The answer, of course, to each of these questions is “Yes, but no.” I talked with my client about these three themes I see that make a nonprofit-centric CRM absolutely necessary.

  1. Supporter Profiles that Aren’t Company-Centric

Your nonprofit-centric CRM certainly does have many of the characteristics of a for-profit CRM, but the biggest must be the baseline view of a customer profile. It’s this one big difference that makes configuring a for-profit database for nonprofit use extremely difficult. In a standard for-profit CRM database the profile hierarchy starts with the ‘Company’ record at the top level. Individuals are then added as contacts associated with that ‘Company’. In a nonprofit database an individual must be a top-level entity. This is important as the direct relationship of the nonprofit can be either to a company (vendor, Foundation, or company) or an individual (family member, donor, volunteer, or event participant) whereas for a for-profit business the standard relationship component is business-to-business (B2B).

The ability to track the interwoven relationships that can happen at a nonprofit means that basic characteristic is absolutely critical.
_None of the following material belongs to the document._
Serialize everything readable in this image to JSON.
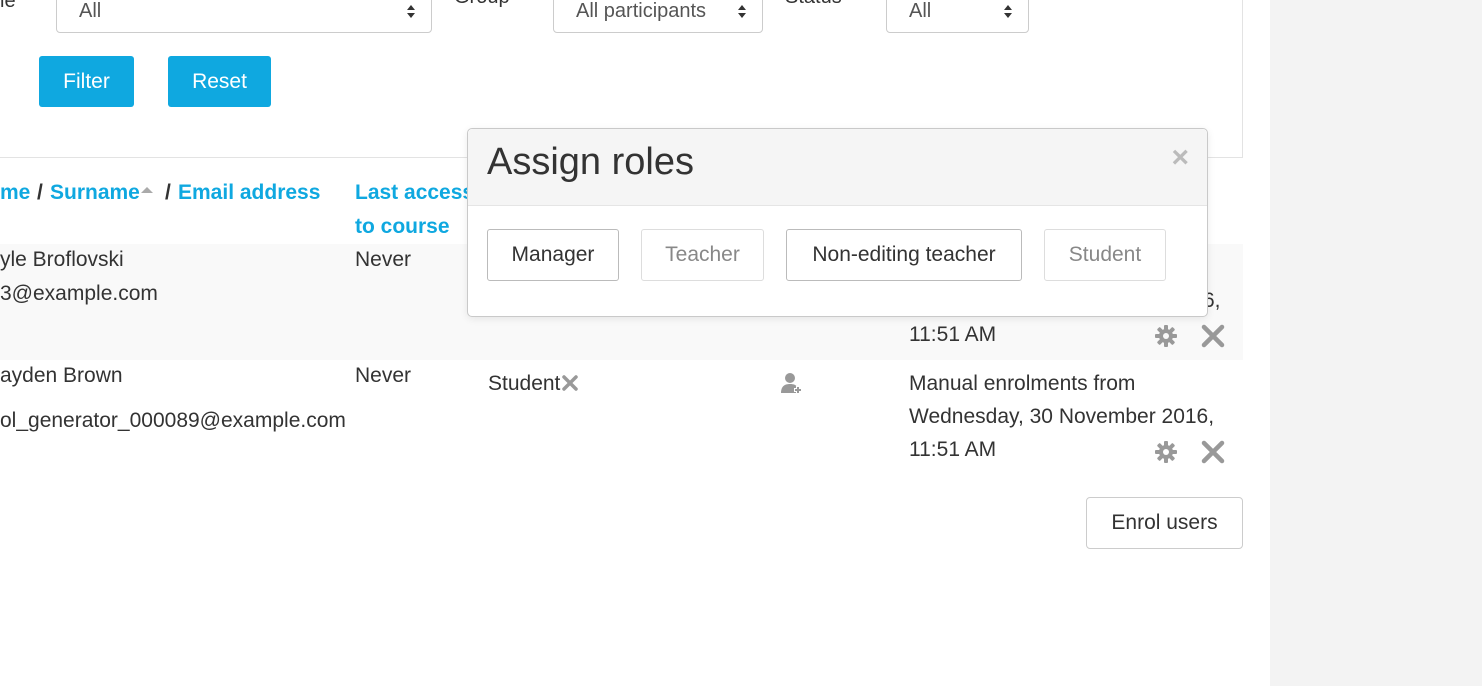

Think of this scenario:

  • A high net worth individual donates to a nonprofit during an event they attended
  • This same individual, along with their spouse, are members of the organizations program at the top level group
  • The company the individual is CEO of donates in-kind product and services at a low-level sponsorship tier
  • Now an event for the organization comes up and an employee at the donors company asks for sponsorship benefits above their sponsorship tier
  • Typical answer would be to tell the sponsor no, but a nonprofit-centric database lets the organization employee realizes there is a personal relationship that affects the business sponsorship and a compromise may be best to work out in order to maintain the relationship with the high value donor.

Without the unique relationship tags that nonprofit CRM databases include, such as householding (matching individuals to individuals without a company relationship), soft credits (crediting a donation to another related donor or company without impacting reporting totals), and a flexible database hierarchy this organization might have damaged a relationship with a valued donor.

  1. Not a Sales Pipeline with Transactions

The standard linear sales pipeline used in your modern B2B CRM systems doesn’t work for a nonprofit organization where the interactions and transactions come from multiple sources and via multiple transaction vehicles. The nonprofit-centric CRM must intake transactions and interactions from various sources (storefront, donations page, multiple events, third party, social, and more) and credit a single transaction across multiple entities or individuals as described earlier. As in our example above, we have three separate relationship actions (donor, member, foundation) involving two different records and, most likely, transacted at different times over the course of months or years.

To add one more layer of complication that nonprofit organizations must comply with for all of these transactions is the notion of restricted funds. Organizations are required to honor donor intent. This insures donated funds are spent to the purpose for which they are given. The CRM database must be able to not only record the transaction, match to the multiple records involved correctly, but also track the restrictions on the donated dollars for reporting to the accounting department. If tracked incorrectly it can cause a PR nightmare…as many nonprofits have publicly had over this issue in the past.

  1. Reporting that makes the Transactional Relational

Lastly, with all important constituent data tracked in the platform, your organization must run reports on all relationships and interactions that influence the organization. The 360° view of a constituent involves many more elements than a for-profit database can handle. All of the constituents, their relationships, transactions, and interactions with your organization means creating relational reports that aren’t necessary for a standard for-profit business.

With proper reporting organizations can understand their supporters more intimately and determine the best way to stay close to them, support them in their relationship with the organization, and grow their commitment to it.

Thus, they are able to move from creating a transaction (a donation, membership or ticket purchase, etc) to connecting the dots and building a relationship with the constituent that extends for, hopefully, years to come.

Use the Right Tool for the Job

My former client took these points to his board member and was successfully able to explain why a nonprofit-centric CRM solution was the right tool for the job. There are certainly for-profit equivalencies for many business processes, expense reports and payroll are examples that come to mind, but there are others that must be industry-specific to allow for maximum effectiveness, staff efficiency, and to empower mission growth.

Andrew UrbanThree Ways Nonprofit CRM is Unique

Leave a Reply

Your email address will not be published. Required fields are marked *